Berkshire Hathaway OKs Sizable Settlement in Acme Pension Dispute

More than six years of litigation have preceded the announcement of a proposed settlement agreement in Hunter v. Berkshire Hathaway.

The parties in Hunter v. Berkshire Hathaway have filed a proposed settlement agreement reached after an extensive litigation and mediation process.

According to case documents, the approximate value of the settlement is $10 million, and the proceeds will go to both pension plan and 401(k) plan participants.

The case has a complicated procedural history, starting with the initial filing of the litigation way back in September 2014 in the U.S. District Court for the Northern District of Texas. The lawsuit challenged Berkshire’s post-acquisition decision to freeze accruals to Acme’s defined benefit (DB) plan and reduce the company matching contribution rate in its 401(k) plan. The plaintiffs contended that the acquisition agreement by which Berkshire Hathaway acquired Acme approximately 14 years previously required Acme to permit participants to accrue additional defined benefits indefinitely, at the same rate that benefits were being accrued at the time of the acquisition, and to make additional 401(k) matches forever, at the same rate as the matches at the time of the acquisition.

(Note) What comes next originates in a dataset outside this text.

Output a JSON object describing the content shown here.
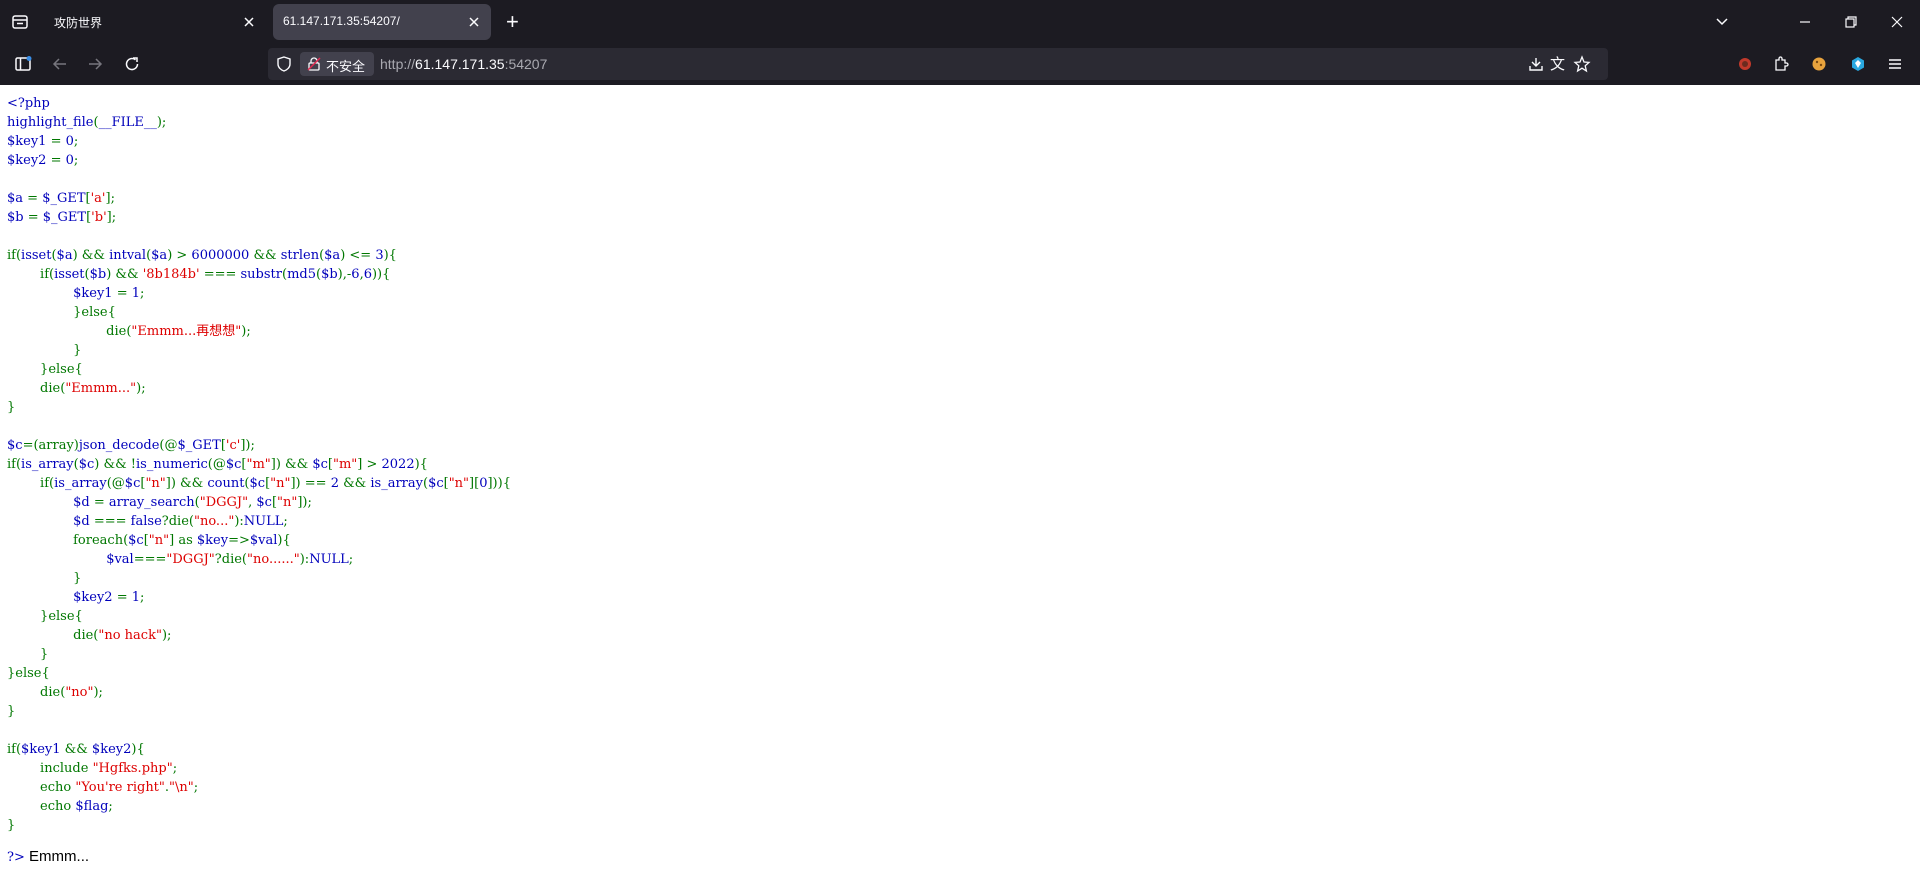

The District Court initially ruled for Berkshire, but then, in mid-2016, the 5th U.S. Circuit Court of Appeals partly overturned the decision, sending most of the ERISA [Employee Retirement Income Security Act]-based complaint back to the District Court for reconsideration. Technically, the appellate ruling first affirmed the District Court’s dismissal of certain claims against the Berkshire subsidiary Acme, which had originally independently owned and operated the relevant pension plan prior to the Berkshire acquisition; second, it affirmed the dismissal of a derivative breach of fiduciary duties claim against Berkshire; and finally, it reversed the District Court’s dismissal of all other claims against Berkshire.

Years later and following an extensive private negotiation process, the parties have now agreed to settle the long-running lawsuit. The text of their proposed settlement agreement calls for the certification of two settlement classes. First is a 401(k) settlement class, “consisting of all participants and former participants in the Acme Brick Company 401(k) Retirement and Savings Plan who contributed to an account with the 401(k) plan at any time between January 1, 2010, and December 31, 2013, together with their respective beneficiaries.” Excluded from the 401(k) settlement class are participants and former participants for whom the employer’s matching contribution during this timeframe was established by a collective bargaining agreement.

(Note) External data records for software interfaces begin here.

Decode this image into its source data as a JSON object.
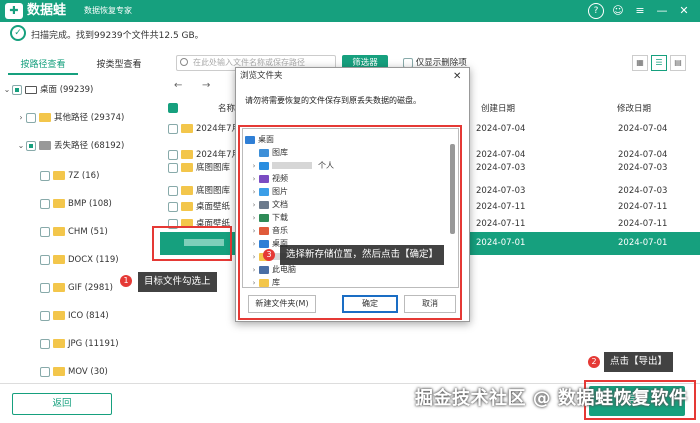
{
  "app": {
    "logo_char": "✚",
    "name": "数据蛙",
    "tagline": "数据恢复专家"
  },
  "header": {
    "help": "?",
    "chat": "☺",
    "menu": "≡",
    "min": "—",
    "close": "✕"
  },
  "status": {
    "text": "扫描完成。找到99239个文件共12.5 GB。"
  },
  "tabs": [
    "按路径查看",
    "按类型查看"
  ],
  "tree": [
    {
      "label": "桌面 (99239)"
    },
    {
      "label": "其他路径 (29374)"
    },
    {
      "label": "丢失路径 (68192)"
    },
    {
      "label": "7Z (16)"
    },
    {
      "label": "BMP (108)"
    },
    {
      "label": "CHM (51)"
    },
    {
      "label": "DOCX (119)"
    },
    {
      "label": "GIF (2981)"
    },
    {
      "label": "ICO (814)"
    },
    {
      "label": "JPG (11191)"
    },
    {
      "label": "MOV (30)"
    }
  ],
  "toolbar": {
    "search_placeholder": "在此处输入文件名称或保存路径",
    "filter": "筛选器",
    "only_deleted": "仅显示删除项"
  },
  "columns": {
    "name": "名称",
    "created": "创建日期",
    "modified": "修改日期"
  },
  "files": [
    {
      "name": "2024年7月",
      "created": "2024-07-04",
      "modified": "2024-07-04"
    },
    {
      "name": "2024年7月",
      "created": "2024-07-04",
      "modified": "2024-07-04"
    },
    {
      "name": "底图图库",
      "created": "2024-07-03",
      "modified": "2024-07-03"
    },
    {
      "name": "底图图库",
      "created": "2024-07-03",
      "modified": "2024-07-03"
    },
    {
      "name": "桌面壁纸",
      "created": "2024-07-11",
      "modified": "2024-07-11"
    },
    {
      "name": "桌面壁纸",
      "created": "2024-07-11",
      "modified": "2024-07-11"
    },
    {
      "name": "",
      "created": "2024-07-01",
      "modified": "2024-07-01"
    }
  ],
  "dialog": {
    "title": "浏览文件夹",
    "message": "请勿将需要恢复的文件保存到原丢失数据的磁盘。",
    "tree": [
      {
        "label": "桌面"
      },
      {
        "label": "图库"
      },
      {
        "label": "个人"
      },
      {
        "label": "视频"
      },
      {
        "label": "图片"
      },
      {
        "label": "文档"
      },
      {
        "label": "下载"
      },
      {
        "label": "音乐"
      },
      {
        "label": "桌面"
      },
      {
        "label": ""
      },
      {
        "label": "此电脑"
      },
      {
        "label": "库"
      }
    ],
    "new_folder": "新建文件夹(M)",
    "ok": "确定",
    "cancel": "取消"
  },
  "callouts": [
    {
      "num": "1",
      "text": "目标文件勾选上"
    },
    {
      "num": "2",
      "text": "点击【导出】"
    },
    {
      "num": "3",
      "text": "选择新存储位置，然后点击【确定】"
    }
  ],
  "footer": {
    "back": "返回",
    "export": "导出"
  },
  "watermark": "掘金技术社区 @ 数据蛙恢复软件",
  "colors": {
    "brand": "#16a07e",
    "callout_red": "#e53935"
  }
}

The second class is a pension plan settlement class, consisting of “all participants and former participants in the Acme Brick Company Pension Plan who were employed by Acme on October 4, 2014, together with their respective beneficiaries.”

Under the settlement terms, Berkshire “will cause Acme to adopt an amendment to the pension plan providing for the recalculation of accrued benefits for pension plan settlement class members.” Each pension plan settlement class member’s accrued benefit “will be adjusted so as to equal the benefit to which such member would have been entitled had the effective date of the freeze of the pension plan benefit been July 15, 2017.” No pension plan class member’s accrued benefit will be reduced on account of this adjustment.

The settlement agreement further stipulates the defense “will cause Acme to distribute $750,000, allocated among the members of the 401(k) settlement class proportionately based on the employer match amounts made to the 401(k) plan accounts of such persons during 2010-2013.”

The full text of the settlement agreement is available here.